Should I stay or should I go? Speaking of Terry Brands... if there was one job that could lure him away from Iowa City, it might just be a job that's currently open: Men's Freestyle head coach for USA Wrestling. Brands has had great success as a freestyle coach -- he helped guide Henry Cejudo to a gold medal in 2012 and he's been a key factor in the success that Tony Ramos and Dan Dennis have had in recent years (earning 2015 USA Wrestling freestyle coach of the year honors for his work with Ramos). He was also the resident coach for the US Olympic Training Center in Colorado Springs prior to taking a job on the Iowa staff. So there's certainly history there.
But as Ross Bartachek's breakdown of the coaching search for Takedwon Wrestling makes clear, Brands has withdrawn his interest in the job.
Ravannack give us the update stating that the job had been narrowed down to three candidates, but some of the bigger news is that 2015 USA Wrestling freestyle coach of the year, Terry Brands, is officially ruled out.

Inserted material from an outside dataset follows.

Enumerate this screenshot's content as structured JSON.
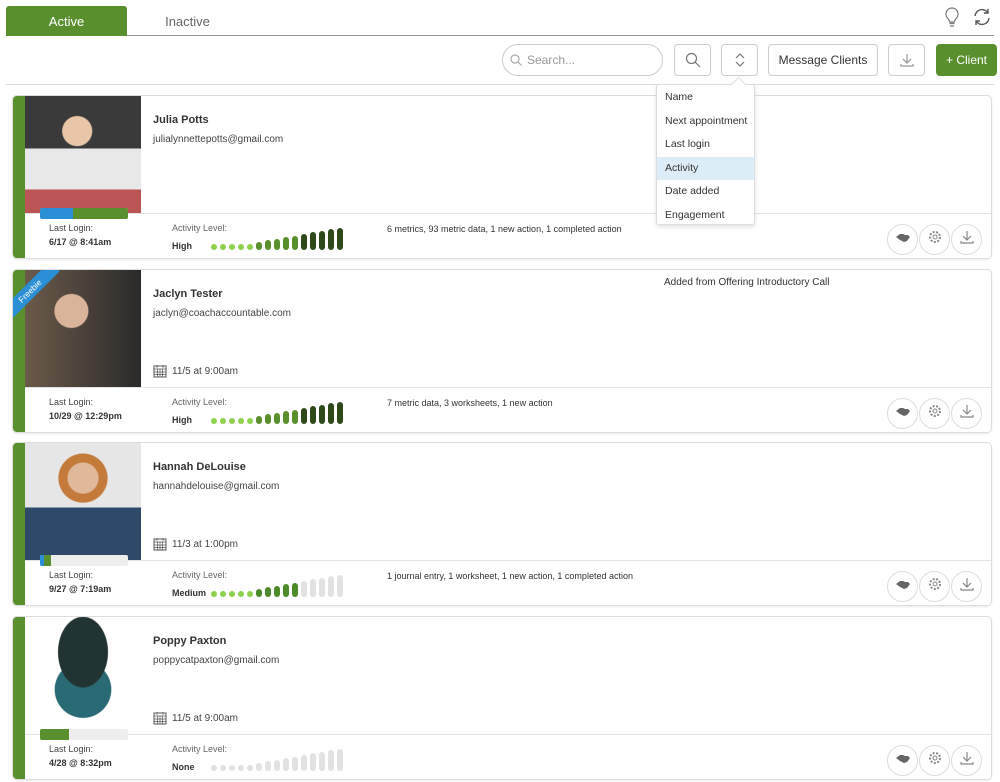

That's great news for Iowa as Brands' presence has helped attract some excellent lightweights in recent years -- mega-recruit Spencer Lee cited his presence in the Iowa room as one of the factors that led him to commit to Iowa. Maybe that lure goes both ways -- perhaps the prospect of working with Lee (and Justin Meija and Jason Renteria) for the next 4-5 years got Brands more excited about the possibilities in Iowa City. Either way, between his decision to stay in Iowa City and the bounty of lightweight talent already in Iowa City or arriving in the next few years should ensure that Iowa remains near the epicenter of lightweight wrestling -- both at the college level and beyond -- for years to come.
Movin' on up. Isaiah Martinez, the two-time defending Big Ten and NCAA champion at 157 lbs, is taking his talents to 165 lbs next season.
I will be competing at 165 lbs next year, hence my Twitter handle now makes sense lol— Isaiah Martinez (@Imar165) May 17, 2016
The move is not a surprise -- IMar has always been a pretty big boy at 157 and there was a lot of discussion of him moving up after the NCAA Tournament. From an Iowa standpoint, his move obviously makes things a bit easier at 157 lbs (likely for redshirt freshman Michael Kemerer), but will make things even more challenging at 165 lbs (possibly for true freshman Alex Marinelli). It also probably means that Penn State's Jason Nolf can start clearing out room for Big Ten and NCAA titles at 157 lbs next March.
* Nathan Burak and Alex Meyer were named to the NWCA Division I All-Academic Team.